Some people say that “tea is liquid wisdom.” Tea heals by providing a state of restful, relaxed awareness. And it is this state of mind that practitioners of meditation in any tradition–whether Christian, Buddhist or otherwise– seek to attain. It is also only in this state of mind, Presence, that people can achieve revelation and epiphany. Anyone who has had a definitive moment of realization in his or her life will attest to the healing nature of such an event.
Tea Offers Relief: The consumption of tea offers a feeling of relief and well being. This is why we are instinctively inspired to put on the tea kettle when a friend comes over to share a problem, or someone we care for is in a state of grief. We innately understand that tea is an agent of healing through the quality of relief that it provides, even in the most dire circumstances. Tea was thought to be indispensable in war for European as well as Asian armies. On the deepest level, leaders know the power of this plant to heal and revitalize anyone suffering from fatigue, grief, or lack of morale.
These are just three of the ways in which the tea plant acts as a healing agent.

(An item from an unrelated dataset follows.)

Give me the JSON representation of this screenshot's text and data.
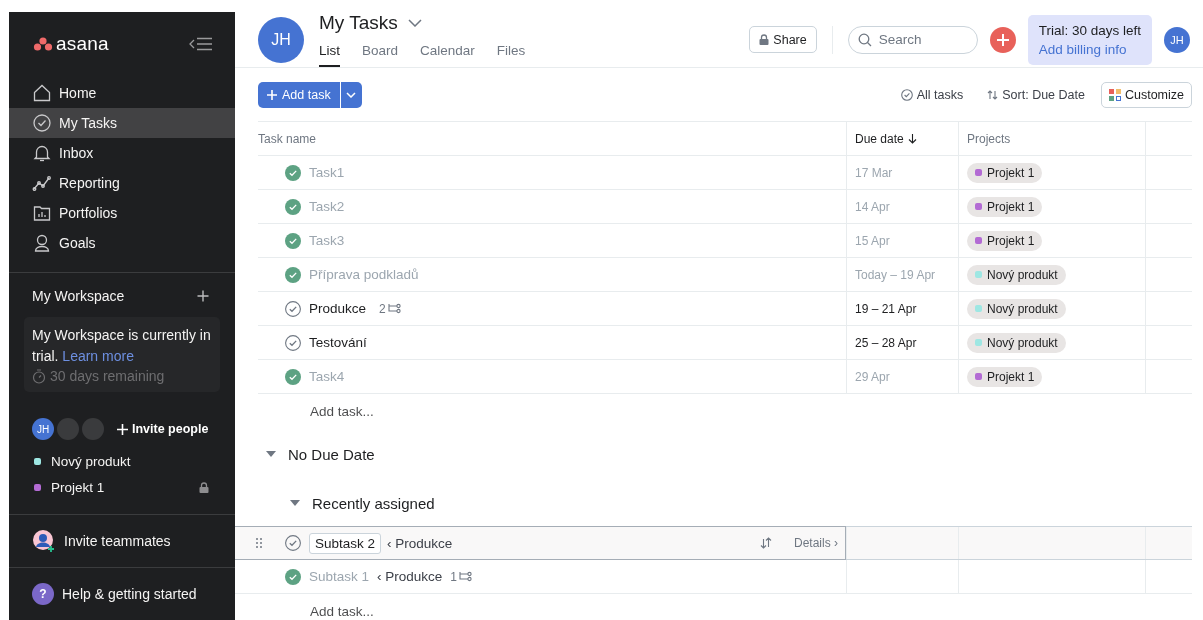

While scientists may offer a wry smile in response to these words, they too will reach for their stash of tea when their heart pounds or aches with grief.
According to Roy Fong in his book, The Great Teas of China, “Younger, less fermented puerh can easily become bitter, so try about 2 tsp in medium-hot water with a 1-3 minute steep time.” I’ve noticed that Roy likes his tea “thick” (heavily infused), so even the 1-3 minute steep time might still be too long for some teas for another palate.
So I started completely over with a new serving of leaves, and this time brewed only one teaspoon in 185-190ºF water for only 5-10 seconds (similar to brewing specs at Pure Puer Tea). Nice!
I had a very similar experience with David Hoffman’s Bamboo Fragrance Puerh, which when steeped for 90 seconds was undrinkable. Taking it down several notches made the magic happen. Brewed in 195ºF water for about 15 seconds created a really fine and unique brew, offering a kind of smokey, exotic taste that made me feel as if I were sitting by an open fire with the tribe that had picked and processed the tea.
So, the next time you find an “undrinkable” tea, try steeping it very differently. Hotter or cooler water, more or less leaf, different tea ware, or a change in steeping duration (or a combination of some of these variables) can make all the difference.
Then again, some teas ARE undrinkable. In such a case, toss it in the garden, and find a new tea.
In broad, clean strokes, Roy shares information about each of the ten teas he features, including its history, lore, processing techniques, and region of origin (including a map). He also provides color-correct and proportional images of the teas before steeping and as a liquor in the cup, so readers have a good reference for selecting and brewing each tea.
All the elements of this book come together to teach tea. Roy takes this opportunity to reach out to anyone who cares to learn a lot about tea. With this book, you have a tea master’s training in your hands, and someone to whom you can turn with questions.
Each time you scan this book, you will learn something new or be reminded of a different facet of the relationship between tea, its origins, and the tea drinker. You will feel as though you were being tutored by Roy directly, and hearing his tea stories first hand, as if walking through China together as he teaches you the most important things he has learned about each tea, and how he learned it.
Very simply, Roy is a great tea man. If you want to be trained by a master, this is your book.